Hello, bird! A Ruby-throated Hummingbird visits our backyard.
I finally took the hint and bought them a feeder.
Two weeks ago I was buzzed a couple of times while sitting on the back deck with a book and glass of wine. Hummers really do sound like big bumblebees. Two days later my daughter Anna was doing dishes when a hummingbird came and hovered at the kitchen window, staring at her. “He looked into my soul,” she said.
The first skinny, tiny, hungry migrants arrived in coastal New Hampshire three weeks ago. Ruby-throated Hummingbirds winter in southern Mexico and Central America. In spring, they fly from the Yucatan Peninsula to Florida and Louisiana, across the Gulf of Mexico – 500 miles over open water!
I did some research and decided to order a Aspects HummZinger HighView 12 oz Hanging Hummingbird Feeder from Amazon.
It has a perch around the rim so they don’t have to hover and expend energy while they feed. (Also, then they hold still for photos!) It has an “ant moat” in the middle to keep ants from getting to the nectar.
The cover is bright red to attract hummingbirds and it snaps off easily for cleaning and filling.
I like to imagine this little bird is appreciating this newly discovered food source.
Recipe for hummingbird nectar:
• Boil 1 cup of water
• Add 1/4 cup of sugar and stir to dissolve (4:1 ratio water to sugar)
• Let cool to room temperature and serve
No need to add red dye. If it’s cold and rainy, or near migration time, you can make the nectar a bit more concentrated… as much as a 3:1 ratio.
The first hummingbird dinner guest arrived the day after I put up the feeder. I celebrated by creating a new cocktail I call The Ruby-throated Hummingbird…
Mix melon schnapps (or Midori melon liqueur) with vodka and some simple syrup… or homemade hummingbird nectar! Carefully and slowly pour a “floater” (it sinks) of Grenadine. Top with crushed ice.

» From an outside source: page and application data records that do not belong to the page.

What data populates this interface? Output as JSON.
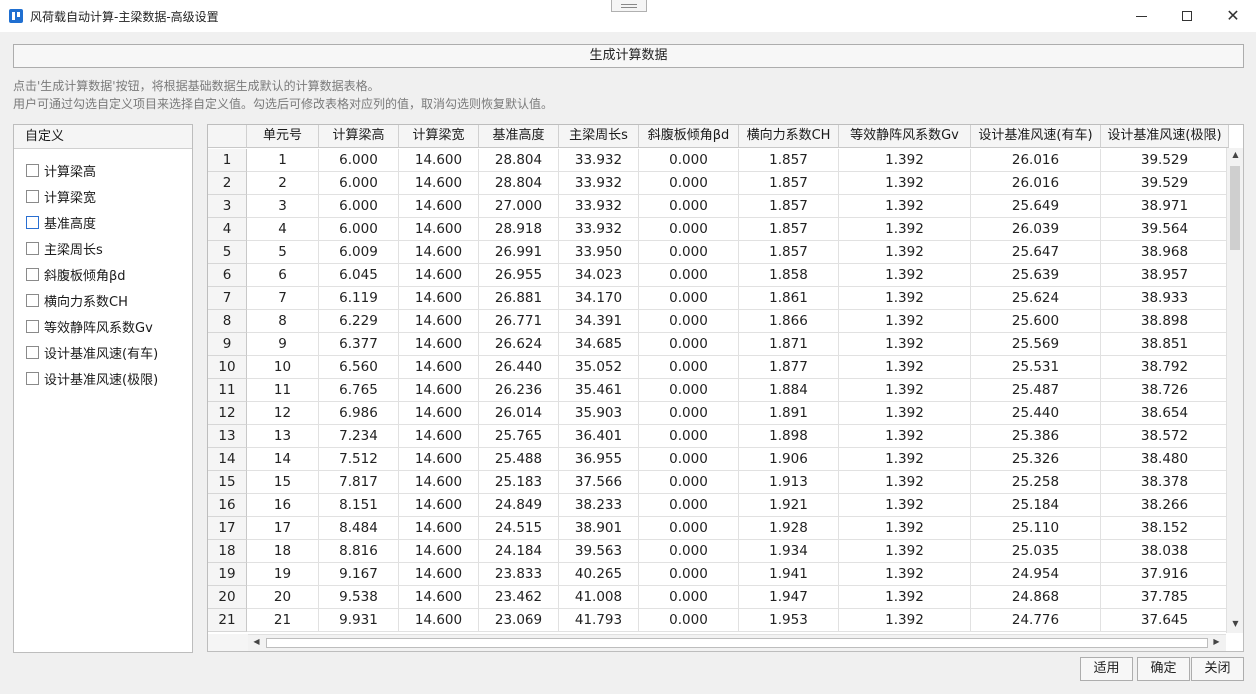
{
  "window": {
    "title": "风荷载自动计算-主梁数据-高级设置",
    "minimize": "—",
    "maximize": "☐",
    "close": "✕"
  },
  "generate_button": "生成计算数据",
  "hints": [
    "点击'生成计算数据'按钮，将根据基础数据生成默认的计算数据表格。",
    "用户可通过勾选自定义项目来选择自定义值。勾选后可修改表格对应列的值，取消勾选则恢复默认值。"
  ],
  "custom_panel": {
    "header": "自定义",
    "items": [
      {
        "label": "计算梁高",
        "checked": false
      },
      {
        "label": "计算梁宽",
        "checked": false
      },
      {
        "label": "基准高度",
        "checked": false
      },
      {
        "label": "主梁周长s",
        "checked": false
      },
      {
        "label": "斜腹板倾角βd",
        "checked": false
      },
      {
        "label": "横向力系数CH",
        "checked": false
      },
      {
        "label": "等效静阵风系数Gv",
        "checked": false
      },
      {
        "label": "设计基准风速(有车)",
        "checked": false
      },
      {
        "label": "设计基准风速(极限)",
        "checked": false
      }
    ]
  },
  "table": {
    "columns": [
      "单元号",
      "计算梁高",
      "计算梁宽",
      "基准高度",
      "主梁周长s",
      "斜腹板倾角βd",
      "横向力系数CH",
      "等效静阵风系数Gv",
      "设计基准风速(有车)",
      "设计基准风速(极限)"
    ],
    "row_headers": [
      "1",
      "2",
      "3",
      "4",
      "5",
      "6",
      "7",
      "8",
      "9",
      "10",
      "11",
      "12",
      "13",
      "14",
      "15",
      "16",
      "17",
      "18",
      "19",
      "20",
      "21"
    ],
    "rows": [
      [
        "1",
        "6.000",
        "14.600",
        "28.804",
        "33.932",
        "0.000",
        "1.857",
        "1.392",
        "26.016",
        "39.529"
      ],
      [
        "2",
        "6.000",
        "14.600",
        "28.804",
        "33.932",
        "0.000",
        "1.857",
        "1.392",
        "26.016",
        "39.529"
      ],
      [
        "3",
        "6.000",
        "14.600",
        "27.000",
        "33.932",
        "0.000",
        "1.857",
        "1.392",
        "25.649",
        "38.971"
      ],
      [
        "4",
        "6.000",
        "14.600",
        "28.918",
        "33.932",
        "0.000",
        "1.857",
        "1.392",
        "26.039",
        "39.564"
      ],
      [
        "5",
        "6.009",
        "14.600",
        "26.991",
        "33.950",
        "0.000",
        "1.857",
        "1.392",
        "25.647",
        "38.968"
      ],
      [
        "6",
        "6.045",
        "14.600",
        "26.955",
        "34.023",
        "0.000",
        "1.858",
        "1.392",
        "25.639",
        "38.957"
      ],
      [
        "7",
        "6.119",
        "14.600",
        "26.881",
        "34.170",
        "0.000",
        "1.861",
        "1.392",
        "25.624",
        "38.933"
      ],
      [
        "8",
        "6.229",
        "14.600",
        "26.771",
        "34.391",
        "0.000",
        "1.866",
        "1.392",
        "25.600",
        "38.898"
      ],
      [
        "9",
        "6.377",
        "14.600",
        "26.624",
        "34.685",
        "0.000",
        "1.871",
        "1.392",
        "25.569",
        "38.851"
      ],
      [
        "10",
        "6.560",
        "14.600",
        "26.440",
        "35.052",
        "0.000",
        "1.877",
        "1.392",
        "25.531",
        "38.792"
      ],
      [
        "11",
        "6.765",
        "14.600",
        "26.236",
        "35.461",
        "0.000",
        "1.884",
        "1.392",
        "25.487",
        "38.726"
      ],
      [
        "12",
        "6.986",
        "14.600",
        "26.014",
        "35.903",
        "0.000",
        "1.891",
        "1.392",
        "25.440",
        "38.654"
      ],
      [
        "13",
        "7.234",
        "14.600",
        "25.765",
        "36.401",
        "0.000",
        "1.898",
        "1.392",
        "25.386",
        "38.572"
      ],
      [
        "14",
        "7.512",
        "14.600",
        "25.488",
        "36.955",
        "0.000",
        "1.906",
        "1.392",
        "25.326",
        "38.480"
      ],
      [
        "15",
        "7.817",
        "14.600",
        "25.183",
        "37.566",
        "0.000",
        "1.913",
        "1.392",
        "25.258",
        "38.378"
      ],
      [
        "16",
        "8.151",
        "14.600",
        "24.849",
        "38.233",
        "0.000",
        "1.921",
        "1.392",
        "25.184",
        "38.266"
      ],
      [
        "17",
        "8.484",
        "14.600",
        "24.515",
        "38.901",
        "0.000",
        "1.928",
        "1.392",
        "25.110",
        "38.152"
      ],
      [
        "18",
        "8.816",
        "14.600",
        "24.184",
        "39.563",
        "0.000",
        "1.934",
        "1.392",
        "25.035",
        "38.038"
      ],
      [
        "19",
        "9.167",
        "14.600",
        "23.833",
        "40.265",
        "0.000",
        "1.941",
        "1.392",
        "24.954",
        "37.916"
      ],
      [
        "20",
        "9.538",
        "14.600",
        "23.462",
        "41.008",
        "0.000",
        "1.947",
        "1.392",
        "24.868",
        "37.785"
      ],
      [
        "21",
        "9.931",
        "14.600",
        "23.069",
        "41.793",
        "0.000",
        "1.953",
        "1.392",
        "24.776",
        "37.645"
      ]
    ]
  },
  "footer": {
    "apply": "适用",
    "ok": "确定",
    "close": "关闭"
  },
  "colors": {
    "accent": "#1f6fd1",
    "header_bg": "#f5f5f5"
  }
}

Sip slowly on the back deck in view of the hummingbird feeder. Don’t worry about scaring them off. They are tiny but they are bold, not shy.
Do you feed hummingbirds? Any tips on what works (or doesn’t) in your yard?